The next local elections will be held on Thursday 2nd May 2024.  There will be elections in:

  • 31 metropolitan boroughs and 18 unitary authorities
  • 58 district councils
  • 10 mayoral elections
  • 37 police and crime commissioners
  • And elections for the London Assembly.

Elections are held in different areas each May.  Next year (in May 2025) there will be County Council and other elections.

To find out whether there are local elections this year where you live visit and enter your postcode.  This site will also list details of candidates who have declared that they are standing.  There is also a section for the general election.

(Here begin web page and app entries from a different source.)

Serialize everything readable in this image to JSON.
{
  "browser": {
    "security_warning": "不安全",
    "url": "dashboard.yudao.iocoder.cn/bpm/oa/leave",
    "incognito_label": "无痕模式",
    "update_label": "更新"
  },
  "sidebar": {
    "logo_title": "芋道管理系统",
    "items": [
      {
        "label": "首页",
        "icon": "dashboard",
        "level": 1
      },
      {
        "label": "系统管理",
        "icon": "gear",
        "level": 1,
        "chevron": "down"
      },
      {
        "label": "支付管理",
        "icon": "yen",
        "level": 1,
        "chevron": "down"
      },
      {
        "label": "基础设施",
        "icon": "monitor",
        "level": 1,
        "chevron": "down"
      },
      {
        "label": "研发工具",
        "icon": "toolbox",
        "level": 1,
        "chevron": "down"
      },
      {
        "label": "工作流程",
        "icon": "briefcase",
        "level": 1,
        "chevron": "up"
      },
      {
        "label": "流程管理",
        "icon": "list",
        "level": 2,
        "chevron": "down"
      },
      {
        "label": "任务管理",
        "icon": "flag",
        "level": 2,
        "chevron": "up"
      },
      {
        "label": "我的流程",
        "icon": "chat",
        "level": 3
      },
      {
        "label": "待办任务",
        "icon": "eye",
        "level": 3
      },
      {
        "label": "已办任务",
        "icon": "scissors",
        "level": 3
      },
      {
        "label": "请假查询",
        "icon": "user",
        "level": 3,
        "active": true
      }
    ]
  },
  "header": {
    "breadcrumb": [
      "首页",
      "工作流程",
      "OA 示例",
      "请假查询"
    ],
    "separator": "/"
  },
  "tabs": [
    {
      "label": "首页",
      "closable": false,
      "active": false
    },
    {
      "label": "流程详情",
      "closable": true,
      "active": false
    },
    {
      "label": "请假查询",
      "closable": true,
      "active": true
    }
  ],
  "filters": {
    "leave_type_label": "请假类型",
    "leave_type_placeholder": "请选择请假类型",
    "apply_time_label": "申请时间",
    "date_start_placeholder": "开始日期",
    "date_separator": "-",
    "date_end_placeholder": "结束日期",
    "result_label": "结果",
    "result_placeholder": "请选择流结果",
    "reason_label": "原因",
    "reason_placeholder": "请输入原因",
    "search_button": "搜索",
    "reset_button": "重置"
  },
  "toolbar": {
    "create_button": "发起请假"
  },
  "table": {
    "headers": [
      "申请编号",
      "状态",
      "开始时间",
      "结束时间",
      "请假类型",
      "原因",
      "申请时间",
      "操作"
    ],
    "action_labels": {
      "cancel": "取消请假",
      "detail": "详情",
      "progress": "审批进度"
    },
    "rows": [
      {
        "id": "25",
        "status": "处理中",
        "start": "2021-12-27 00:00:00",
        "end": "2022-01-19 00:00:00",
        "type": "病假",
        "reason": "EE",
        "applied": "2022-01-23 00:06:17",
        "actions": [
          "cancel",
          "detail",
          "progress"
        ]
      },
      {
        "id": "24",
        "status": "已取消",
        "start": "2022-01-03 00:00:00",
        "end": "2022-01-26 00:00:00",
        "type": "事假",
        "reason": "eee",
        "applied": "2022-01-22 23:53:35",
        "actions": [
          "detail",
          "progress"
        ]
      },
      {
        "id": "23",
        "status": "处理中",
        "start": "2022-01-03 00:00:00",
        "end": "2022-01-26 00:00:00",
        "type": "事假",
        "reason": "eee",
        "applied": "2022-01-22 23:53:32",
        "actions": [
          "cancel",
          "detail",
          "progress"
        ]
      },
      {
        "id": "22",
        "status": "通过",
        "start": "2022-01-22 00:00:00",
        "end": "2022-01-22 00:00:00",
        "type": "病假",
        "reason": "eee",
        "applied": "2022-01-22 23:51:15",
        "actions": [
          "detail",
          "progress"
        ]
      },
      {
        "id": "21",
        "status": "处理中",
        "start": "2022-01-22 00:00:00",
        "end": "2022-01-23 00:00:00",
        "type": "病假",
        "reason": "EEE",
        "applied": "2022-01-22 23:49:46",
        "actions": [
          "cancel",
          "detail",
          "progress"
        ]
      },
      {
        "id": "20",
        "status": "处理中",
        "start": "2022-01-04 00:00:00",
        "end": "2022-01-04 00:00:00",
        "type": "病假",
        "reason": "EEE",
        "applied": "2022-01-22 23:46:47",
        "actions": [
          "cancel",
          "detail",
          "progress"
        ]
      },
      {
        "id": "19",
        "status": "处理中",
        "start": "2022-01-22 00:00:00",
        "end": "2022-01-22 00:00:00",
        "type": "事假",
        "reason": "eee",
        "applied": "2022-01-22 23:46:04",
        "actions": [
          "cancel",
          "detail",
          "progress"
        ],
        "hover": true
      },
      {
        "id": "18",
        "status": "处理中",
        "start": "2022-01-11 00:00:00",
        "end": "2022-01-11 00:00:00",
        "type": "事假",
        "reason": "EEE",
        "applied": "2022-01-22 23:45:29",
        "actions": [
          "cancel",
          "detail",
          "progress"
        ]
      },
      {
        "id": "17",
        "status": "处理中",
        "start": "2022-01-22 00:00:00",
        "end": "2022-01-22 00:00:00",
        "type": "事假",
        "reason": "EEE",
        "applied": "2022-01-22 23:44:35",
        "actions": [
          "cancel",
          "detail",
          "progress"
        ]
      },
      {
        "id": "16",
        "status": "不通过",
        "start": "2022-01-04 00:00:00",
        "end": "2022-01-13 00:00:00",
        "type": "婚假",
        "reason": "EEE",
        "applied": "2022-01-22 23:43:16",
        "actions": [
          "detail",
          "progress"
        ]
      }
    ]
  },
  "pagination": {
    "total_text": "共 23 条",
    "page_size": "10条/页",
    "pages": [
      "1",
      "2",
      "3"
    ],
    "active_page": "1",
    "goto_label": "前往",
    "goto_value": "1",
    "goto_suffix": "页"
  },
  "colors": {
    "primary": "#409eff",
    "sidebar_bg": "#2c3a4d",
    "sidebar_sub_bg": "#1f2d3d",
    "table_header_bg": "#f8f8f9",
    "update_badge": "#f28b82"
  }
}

In February and March this year we are running a series of workshops to help people who are interested in standing in the local elections.  These workshops are being run by the Independent Network and build on the success of similar workshops run in previous years.  The Independent Network have helped candidates across the UK stand and get elected.  Some now run local Councils.  You can register to attend these workshops by visiting  The programme of workshops is listed there.  We are also promoting them on Facebook, Twitter and LinkedIn:

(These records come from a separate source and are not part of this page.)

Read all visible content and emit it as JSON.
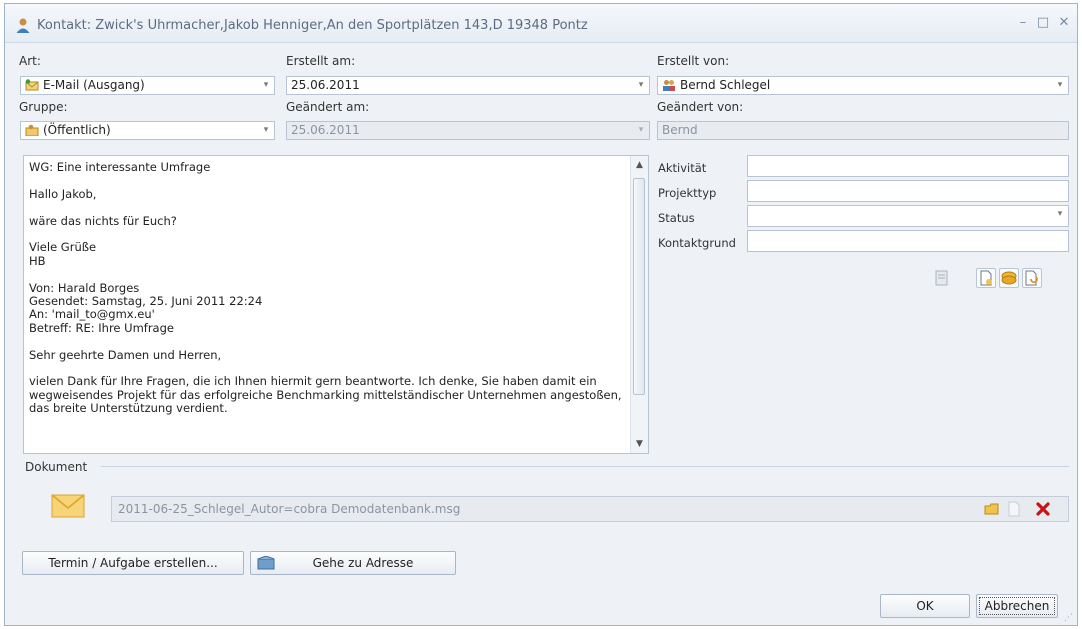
{
  "window": {
    "title": "Kontakt: Zwick's Uhrmacher,Jakob Henniger,An den Sportplätzen 143,D 19348 Pontz"
  },
  "form": {
    "art": {
      "label": "Art:",
      "value": "E-Mail (Ausgang)"
    },
    "erstellt_am": {
      "label": "Erstellt am:",
      "value": "25.06.2011"
    },
    "erstellt_von": {
      "label": "Erstellt von:",
      "value": "Bernd Schlegel"
    },
    "gruppe": {
      "label": "Gruppe:",
      "value": "(Öffentlich)"
    },
    "geaendert_am": {
      "label": "Geändert am:",
      "value": "25.06.2011"
    },
    "geaendert_von": {
      "label": "Geändert von:",
      "value": "Bernd"
    }
  },
  "memo": {
    "lines": [
      "WG: Eine interessante Umfrage",
      "",
      "Hallo Jakob,",
      "",
      "wäre das nichts für Euch?",
      "",
      "Viele Grüße",
      "HB",
      "",
      "Von: Harald Borges",
      "Gesendet: Samstag, 25. Juni 2011 22:24",
      "An: 'mail_to@gmx.eu'",
      "Betreff: RE: Ihre Umfrage",
      "",
      "Sehr geehrte Damen und Herren,",
      "",
      "vielen Dank für Ihre Fragen, die ich Ihnen hiermit gern beantworte. Ich denke, Sie haben damit ein",
      "wegweisendes Projekt für das erfolgreiche Benchmarking mittelständischer Unternehmen angestoßen,",
      "das breite Unterstützung verdient."
    ]
  },
  "props": {
    "aktivitaet": {
      "label": "Aktivität",
      "value": ""
    },
    "projekttyp": {
      "label": "Projekttyp",
      "value": ""
    },
    "status": {
      "label": "Status",
      "value": ""
    },
    "kontaktgrund": {
      "label": "Kontaktgrund",
      "value": ""
    }
  },
  "document": {
    "label": "Dokument",
    "filename": "2011-06-25_Schlegel_Autor=cobra Demodatenbank.msg"
  },
  "buttons": {
    "termin": "Termin / Aufgabe erstellen...",
    "adresse": "Gehe zu Adresse",
    "ok": "OK",
    "cancel": "Abbrechen"
  },
  "colors": {
    "accent": "#5d6c80",
    "delete": "#cc1111",
    "envelope": "#f3c24a"
  }
}
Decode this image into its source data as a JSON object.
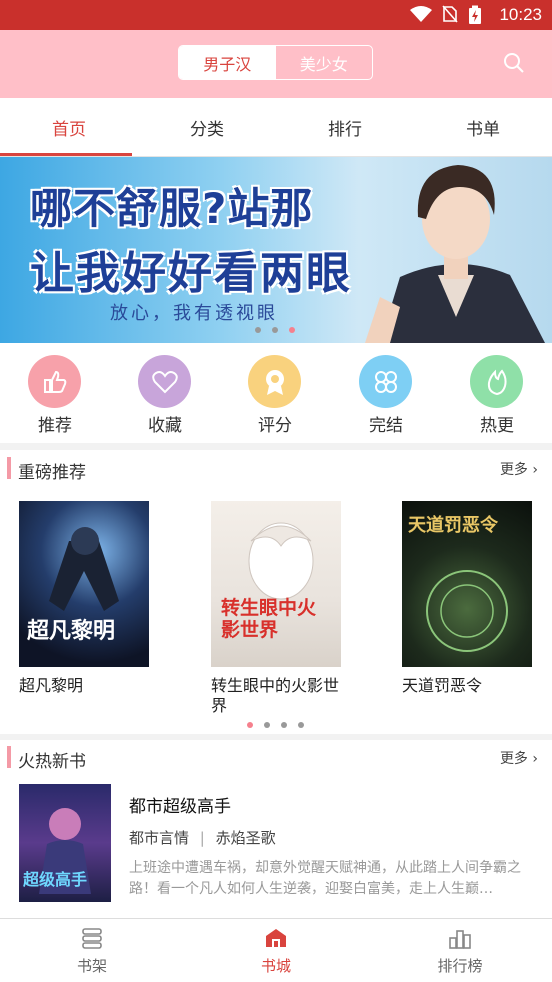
{
  "status_bar": {
    "time": "10:23"
  },
  "header": {
    "segment": [
      "男子汉",
      "美少女"
    ],
    "active_segment": 0
  },
  "tabs": [
    "首页",
    "分类",
    "排行",
    "书单"
  ],
  "banner": {
    "line1": "哪不舒服?站那",
    "line2": "让我好好看两眼",
    "line3": "放心，我有透视眼"
  },
  "quick_actions": [
    {
      "label": "推荐",
      "icon": "thumbs-up-icon",
      "color": "#f7a1aa"
    },
    {
      "label": "收藏",
      "icon": "heart-icon",
      "color": "#c8a5da"
    },
    {
      "label": "评分",
      "icon": "medal-icon",
      "color": "#f9d27e"
    },
    {
      "label": "完结",
      "icon": "clover-icon",
      "color": "#7ecff4"
    },
    {
      "label": "热更",
      "icon": "flame-icon",
      "color": "#8fe0a8"
    }
  ],
  "featured": {
    "title": "重磅推荐",
    "more": "更多",
    "books": [
      {
        "title": "超凡黎明",
        "cover_text": "超凡黎明"
      },
      {
        "title": "转生眼中的火影世界",
        "cover_text": "转生眼中火影世界"
      },
      {
        "title": "天道罚恶令",
        "cover_text": "天道罚恶令"
      }
    ]
  },
  "hot_new": {
    "title": "火热新书",
    "more": "更多",
    "book": {
      "title": "都市超级高手",
      "genre": "都市言情",
      "author": "赤焰圣歌",
      "description": "上班途中遭遇车祸，却意外觉醒天赋神通，从此踏上人间争霸之路！看一个凡人如何人生逆袭，迎娶白富美，走上人生巅…",
      "cover_text": "超级高手"
    }
  },
  "bottom_nav": [
    "书架",
    "书城",
    "排行榜"
  ],
  "bottom_nav_active": 1,
  "colors": {
    "accent": "#d9443e",
    "header_bg": "#ffbfc8",
    "status_bar": "#c9302c"
  }
}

If you are considering standing for election please take part in our confidential Network Survey and let us know what matters to you.  You can opt in to receive further information.  To take part click here.

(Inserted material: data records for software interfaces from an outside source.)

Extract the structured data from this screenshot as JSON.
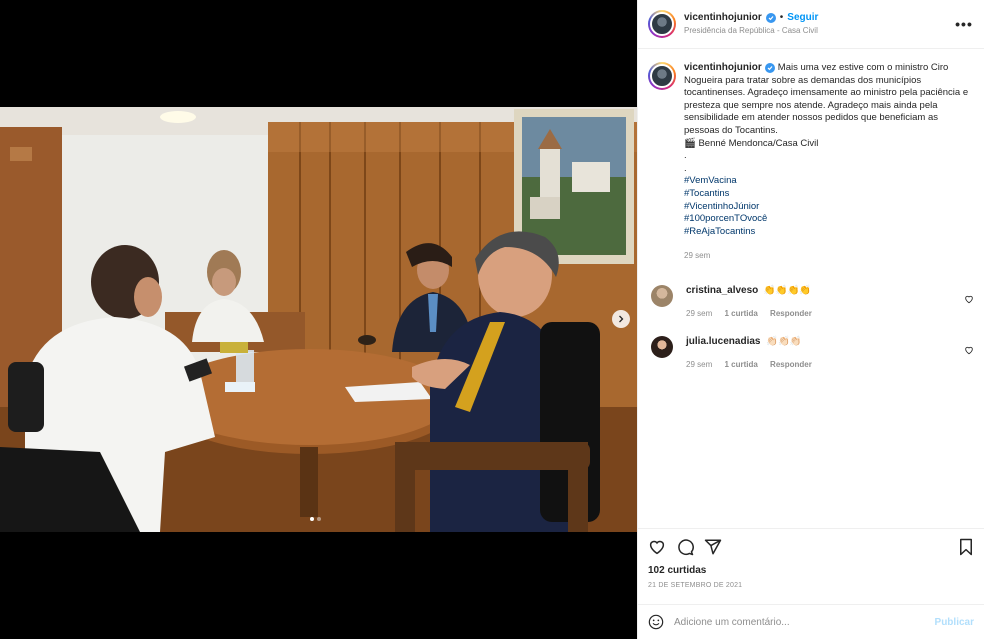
{
  "post": {
    "username": "vicentinhojunior",
    "follow_label": "Seguir",
    "separator": "•",
    "location": "Presidência da República - Casa Civil",
    "more_label": "•••"
  },
  "caption": {
    "username": "vicentinhojunior",
    "text": "Mais uma vez estive com o ministro Ciro Nogueira para tratar sobre as demandas dos municípios tocantinenses. Agradeço imensamente ao ministro pela paciência e presteza que sempre nos atende. Agradeço mais ainda pela sensibilidade em atender nossos pedidos que beneficiam as pessoas do Tocantins.",
    "credit": "🎬 Benné Mendonca/Casa Civil",
    "dot1": ".",
    "dot2": ".",
    "hashtags": [
      "#VemVacina",
      "#Tocantins",
      "#VicentinhoJúnior",
      "#100porcenTOvocê",
      "#ReAjaTocantins"
    ],
    "time": "29 sem"
  },
  "comments": [
    {
      "username": "cristina_alveso",
      "text": "👏👏👏👏",
      "time": "29 sem",
      "likes": "1 curtida",
      "reply": "Responder"
    },
    {
      "username": "julia.lucenadias",
      "text": "👏🏻👏🏻👏🏻",
      "time": "29 sem",
      "likes": "1 curtida",
      "reply": "Responder"
    }
  ],
  "stats": {
    "likes": "102 curtidas",
    "date": "21 DE SETEMBRO DE 2021"
  },
  "comment_box": {
    "placeholder": "Adicione um comentário...",
    "publish": "Publicar"
  },
  "carousel": {
    "current": 1,
    "total": 2
  },
  "colors": {
    "link_blue": "#0095f6",
    "hashtag_blue": "#00376b",
    "muted_gray": "#8e8e8e",
    "publish_disabled": "#b2dffc"
  }
}
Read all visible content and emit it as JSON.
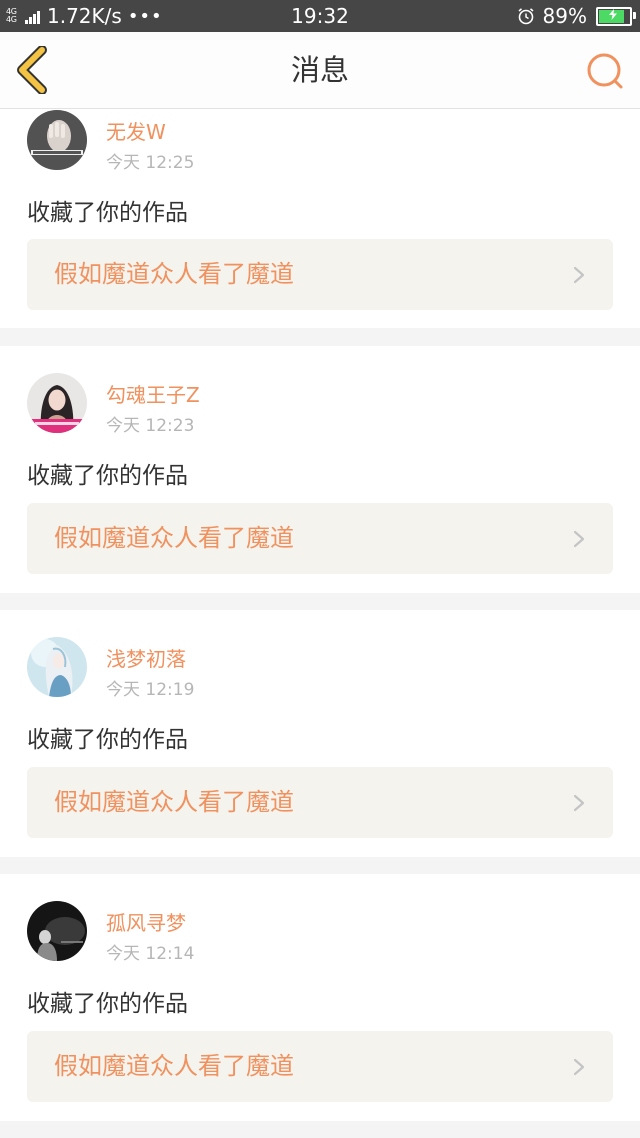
{
  "status_bar": {
    "network": "4G 4G",
    "speed": "1.72K/s",
    "more": "•••",
    "time": "19:32",
    "battery": "89%",
    "battery_level": 0.89,
    "colors": {
      "background": "#464646",
      "battery_fill": "#4cd964"
    }
  },
  "header": {
    "title": "消息",
    "back_icon": "chevron-left-icon",
    "search_icon": "search-icon",
    "colors": {
      "back": "#f5c343",
      "search": "#f0915e"
    }
  },
  "colors": {
    "accent": "#f0915e",
    "time": "#b6b6b6",
    "text": "#333333",
    "work_bg": "#f4f3ee"
  },
  "messages": [
    {
      "username": "无发W",
      "time": "今天 12:25",
      "action": "收藏了你的作品",
      "work_title": "假如魔道众人看了魔道",
      "avatar": "avatar-dark-hand"
    },
    {
      "username": "勾魂王子Z",
      "time": "今天 12:23",
      "action": "收藏了你的作品",
      "work_title": "假如魔道众人看了魔道",
      "avatar": "avatar-portrait-pink"
    },
    {
      "username": "浅梦初落",
      "time": "今天 12:19",
      "action": "收藏了你的作品",
      "work_title": "假如魔道众人看了魔道",
      "avatar": "avatar-anime-blue"
    },
    {
      "username": "孤风寻梦",
      "time": "今天 12:14",
      "action": "收藏了你的作品",
      "work_title": "假如魔道众人看了魔道",
      "avatar": "avatar-dark-figure"
    }
  ]
}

Please share this survey link with anyone you know who might make a good local Councillor!

How Councils Work

Local Councils are responsible for decisions about education, health, local infrastructure, housing, planning, refuse and the environment.  In most places there are two tiers of local government.  In the shires these are typically County Councils and District or Borough Councils.  In cities or metropolitan areas there may be a City Council and local Borough Councils.  There are also currently 58 Unitary Authority areas where there is a single layer of local government; four more areas will be forming Unitary Authorities in 2023.

Local Councils are overseen by elected Councillors.  The election cycle varies by area.  Once elected Councillors are supposed to represent the interests of all residents and businesses.

Getting Involved

The easiest way to get involved if something concerns you is to contact your local Councillor.  They may refer you to a relevant colleague or department.

If you want to support a Councillor in their election campaign you can join a local party or offer to help at election times.  Getting to know your local Councillor, and your local MP, may be helpful further down the line.  Parties will often have meetings or discussion forums where you can make your views known.  It may be that there is one dominant or winning party in your area; you could be ‘pragmatic’ and join them.  To join a Westminster Parties you should contact their local constituency or association office.  Whilst these tend to be structured on the basis of parliamentary constituencies, they are responsible for local election campaigns.  These offices are different to the MPs constituency office.

If you do not want to support a Westminster Party we can help you find a local or independent candidate to support.  In many areas there are Independent Candidates, some of whom belong to local groups or parties, or to the national Independent Network.